Bella Golightly


Shelby County restaurants and retailers can join their counterparts in other rural parts of the state as “open-for-business” starting Monday. Local government and health officials say the county is prepared for a limited reboot based on hospital capacity and a flattening of new COVID cases.

The first phase of the county’s “Back to Business” plan restricts restaurants and retailers to half their normal occupancy and requires employees to wear masks. Gyms, churches and libraries are limited to 25 percent capacity.

To be clear, May 4 is not a return to pre-COVID life. Dr. Scott Strome, Medical School Dean at the University of Tennessee Health Science Center, urges people to take it slow.

“Work at home when possible,” says Strome, who also consults with the team that crafted the county’s three-phased approach to reopening. “If you don’t need to go out to a retail store, don’t go out to a retail store. If you’re comfortable having takeout, have takeout.”

The goal of the stay-at-home order—in place since late March—partly has been to keep the virus from spreading so quickly that patients overwhelm hospitals. Social distancing also bought time to expand testing and gather additional life-saving equipment like ventilators.

Strome says strides in these areas justify removing certain lockdown restrictions. “Everything we do in life is a balance, and you’d like that to be a data-driven balance,” he says.


The growth rate of new cases has stabilized over the past month—an average of 66 cases per day, according to the county’s COVID-19 Task Force. Hospitalizations, including in the ICU, have also flattened since a peak in early April. Health experts note hospital capacity is especially important to monitor.

Strome acknowledges that weaker restrictions could lead to a rise in cases and more deaths.

“Is this a perfect solution? No, it’s not,” he says. “Is it a solution that balances the needs of folks to work with the realities of the virus and allows us flexibility? I think it’s an imperfect solution that allows us to do that.”

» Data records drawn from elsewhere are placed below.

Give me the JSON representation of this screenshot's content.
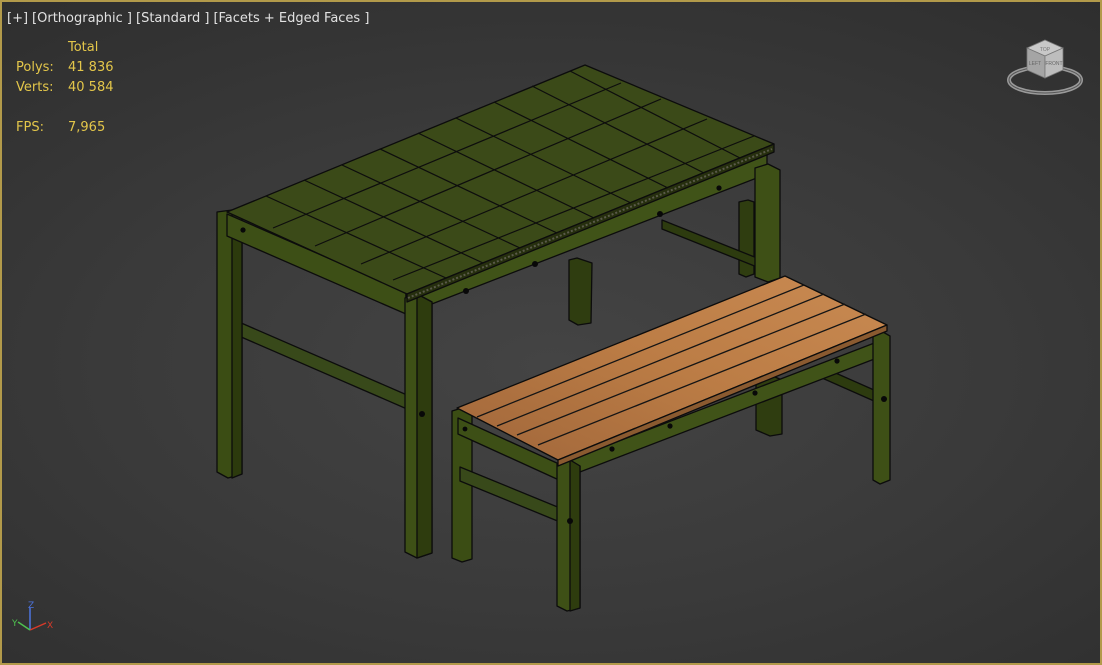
{
  "viewport": {
    "labels": [
      "[+]",
      "[Orthographic ]",
      "[Standard ]",
      "[Facets + Edged Faces ]"
    ],
    "border_color": "#b29a4a"
  },
  "stats": {
    "header": "Total",
    "polys_label": "Polys:",
    "polys_value": "41 836",
    "verts_label": "Verts:",
    "verts_value": "40 584",
    "fps_label": "FPS:",
    "fps_value": "7,965",
    "text_color": "#e3c64a"
  },
  "scene": {
    "objects": [
      "table-tabletop",
      "table-frame",
      "bench-seat",
      "bench-frame"
    ],
    "frame_color": "#3b4d14",
    "wood_color": "#b07440"
  },
  "viewcube": {
    "face_labels": [
      "TOP",
      "LEFT",
      "FRONT"
    ],
    "icon": "viewcube-icon"
  },
  "axis_tripod": {
    "x": "X",
    "y": "Y",
    "z": "Z",
    "x_color": "#d83a2a",
    "y_color": "#4ec24e",
    "z_color": "#4d74e0"
  }
}
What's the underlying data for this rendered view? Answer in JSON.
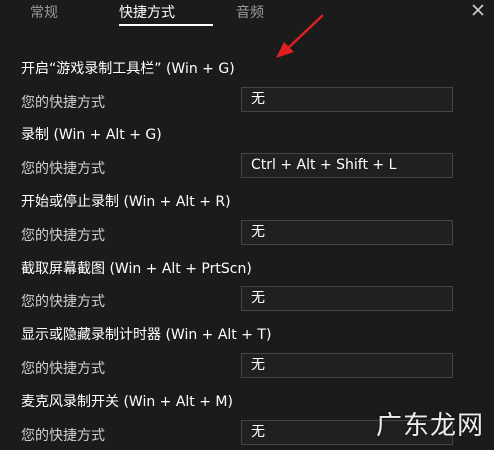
{
  "tabs": [
    {
      "label": "常规"
    },
    {
      "label": "快捷方式"
    },
    {
      "label": "音频"
    }
  ],
  "active_tab": "快捷方式",
  "close_icon": "close-icon",
  "shortcuts": [
    {
      "title": "开启“游戏录制工具栏” (Win + G)",
      "label": "您的快捷方式",
      "value": "无"
    },
    {
      "title": "录制 (Win + Alt + G)",
      "label": "您的快捷方式",
      "value": "Ctrl + Alt + Shift + L"
    },
    {
      "title": "开始或停止录制 (Win + Alt + R)",
      "label": "您的快捷方式",
      "value": "无"
    },
    {
      "title": "截取屏幕截图 (Win + Alt + PrtScn)",
      "label": "您的快捷方式",
      "value": "无"
    },
    {
      "title": "显示或隐藏录制计时器 (Win + Alt + T)",
      "label": "您的快捷方式",
      "value": "无"
    },
    {
      "title": "麦克风录制开关 (Win + Alt + M)",
      "label": "您的快捷方式",
      "value": "无"
    }
  ],
  "annotation_arrow": {
    "color": "#e02020"
  },
  "watermark": {
    "text": "广东龙网"
  }
}
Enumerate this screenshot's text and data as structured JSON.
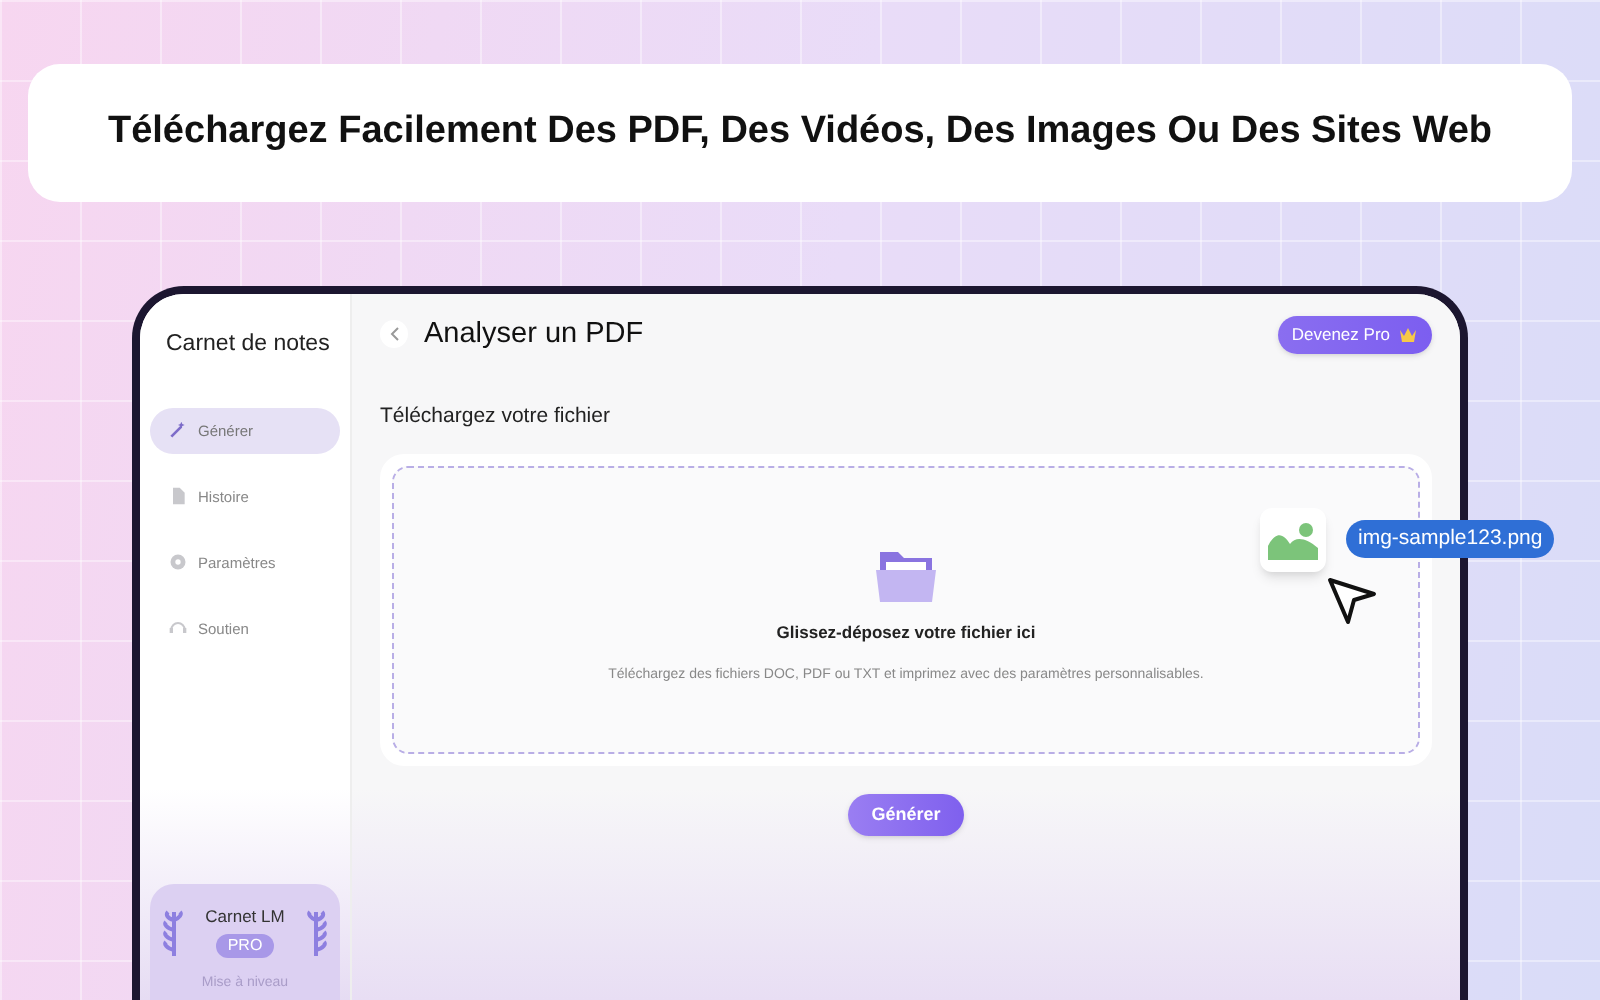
{
  "headline": "Téléchargez Facilement Des PDF, Des Vidéos, Des Images Ou Des Sites Web",
  "sidebar": {
    "title": "Carnet de notes",
    "items": [
      {
        "label": "Générer",
        "kind": "wand",
        "selected": true
      },
      {
        "label": "Histoire",
        "kind": "document",
        "selected": false
      },
      {
        "label": "Paramètres",
        "kind": "gear",
        "selected": false
      },
      {
        "label": "Soutien",
        "kind": "headset",
        "selected": false
      }
    ],
    "pro_card": {
      "name": "Carnet LM",
      "badge": "PRO",
      "action": "Mise à niveau"
    }
  },
  "header": {
    "title": "Analyser un PDF",
    "upgrade_button": "Devenez Pro"
  },
  "upload": {
    "heading": "Téléchargez votre fichier",
    "dropzone_title": "Glissez-déposez votre fichier ici",
    "dropzone_hint": "Téléchargez des fichiers DOC, PDF ou TXT et imprimez avec des paramètres personnalisables.",
    "button": "Générer"
  },
  "dragged_file": {
    "name": "img-sample123.png"
  }
}
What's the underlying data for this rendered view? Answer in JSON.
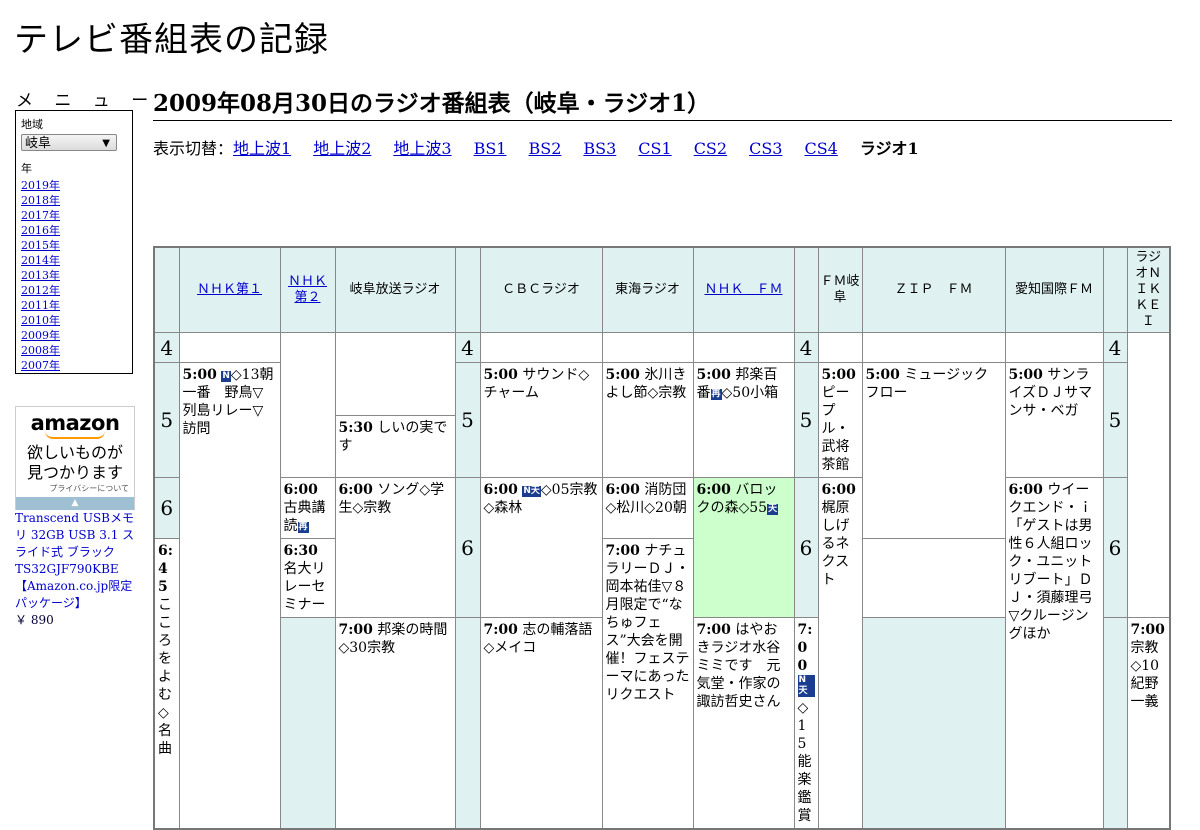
{
  "site_title": "テレビ番組表の記録",
  "menu": {
    "heading": "メ ニ ュ ー",
    "region_label": "地域",
    "region_value": "岐阜",
    "year_label": "年",
    "years": [
      "2019年",
      "2018年",
      "2017年",
      "2016年",
      "2015年",
      "2014年",
      "2013年",
      "2012年",
      "2011年",
      "2010年",
      "2009年",
      "2008年",
      "2007年"
    ]
  },
  "ad": {
    "brand": "amazon",
    "message_1": "欲しいものが",
    "message_2": "見つかります",
    "privacy": "プライバシーについて",
    "product_text": "Transcend USBメモリ 32GB USB 3.1 スライド式 ブラック TS32GJF790KBE 【Amazon.co.jp限定パッケージ】",
    "price": "￥ 890"
  },
  "page_title": "2009年08月30日のラジオ番組表（岐阜・ラジオ1）",
  "switch": {
    "label": "表示切替：",
    "links": [
      "地上波1",
      "地上波2",
      "地上波3",
      "BS1",
      "BS2",
      "BS3",
      "CS1",
      "CS2",
      "CS3",
      "CS4"
    ],
    "current": "ラジオ1"
  },
  "stations": [
    {
      "name": "ＮＨＫ第１",
      "link": true
    },
    {
      "name": "ＮＨＫ第２",
      "link": true
    },
    {
      "name": "岐阜放送ラジオ",
      "link": false
    },
    {
      "name": "ＣＢＣラジオ",
      "link": false
    },
    {
      "name": "東海ラジオ",
      "link": false
    },
    {
      "name": "ＮＨＫ　ＦＭ",
      "link": true
    },
    {
      "name": "ＦＭ岐阜",
      "link": false
    },
    {
      "name": "ＺＩＰ　ＦＭ",
      "link": false
    },
    {
      "name": "愛知国際ＦＭ",
      "link": false
    },
    {
      "name": "ラジオＮＩＫＫＥＩ",
      "link": false
    }
  ],
  "hours": [
    "4",
    "5",
    "6"
  ],
  "programs": {
    "nhk1_500": {
      "time": "5:00",
      "badge": "N",
      "text": "◇13朝一番　野鳥▽列島リレー▽訪問"
    },
    "gifu_530": {
      "time": "5:30",
      "text": "しいの実です"
    },
    "cbc_500": {
      "time": "5:00",
      "text": "サウンド◇チャーム"
    },
    "tokai_500": {
      "time": "5:00",
      "text": "氷川きよし節◇宗教"
    },
    "nhkfm_500": {
      "time": "5:00",
      "text": "邦楽百番",
      "badge": "再",
      "text2": "◇50小箱"
    },
    "fmgifu_500": {
      "time": "5:00",
      "text": "ピープル・武将茶館"
    },
    "zip_500": {
      "time": "5:00",
      "text": "ミュージックフロー"
    },
    "aichi_500": {
      "time": "5:00",
      "text": "サンライズＤＪサマンサ・ベガ"
    },
    "nhk2_600": {
      "time": "6:00",
      "text": "古典講読",
      "badge": "再"
    },
    "gifu_600": {
      "time": "6:00",
      "text": "ソング◇学生◇宗教"
    },
    "cbc_600": {
      "time": "6:00",
      "badge": "N天",
      "text": "◇05宗教◇森林"
    },
    "tokai_600": {
      "time": "6:00",
      "text": "消防団◇松川◇20朝"
    },
    "nhkfm_600": {
      "time": "6:00",
      "text": "バロックの森◇55",
      "badge": "天"
    },
    "fmgifu_600": {
      "time": "6:00",
      "text": "梶原しげるネクスト"
    },
    "aichi_600": {
      "time": "6:00",
      "text": "ウイークエンド・ｉ「ゲストは男性６人組ロック・ユニット リブート」ＤＪ・須藤理弓▽クルージングほか"
    },
    "tokai_630": {
      "time": "6:30",
      "text": "名大リレーセミナー"
    },
    "nhk2_645": {
      "time": "6:45",
      "text": "こころをよむ◇名曲"
    },
    "gifu_700": {
      "time": "7:00",
      "text": "邦楽の時間◇30宗教"
    },
    "cbc_700": {
      "time": "7:00",
      "text": "志の輔落語◇メイコ"
    },
    "tokai_700": {
      "time": "7:00",
      "text": "はやおきラジオ水谷ミミです　元気堂・作家の諏訪哲史さん"
    },
    "nhkfm_700": {
      "time": "7:00",
      "badge": "N天",
      "text": "◇15能楽鑑賞"
    },
    "zip_700": {
      "time": "7:00",
      "text": "ナチュラリーＤＪ・岡本祐佳▽８月限定で“なちゅフェス”大会を開催！フェステーマにあったリクエスト"
    },
    "nikkei_700": {
      "time": "7:00",
      "text": "宗教◇10紀野一義"
    }
  },
  "colors": {
    "header_bg": "#dff1f1",
    "highlight_bg": "#ccffcc",
    "link": "#0000cc"
  }
}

Officials say restrictions could return if cases begin to spiral out of control.

“If people...flood stores, it’s not going to work. I promise you, it won’t work,” Strome says. “The virus hasn’t changed, and while we’re stable right now, if people break this social contract and really start practicing outside of these guidelines, I think we’re going to be right back where we started.”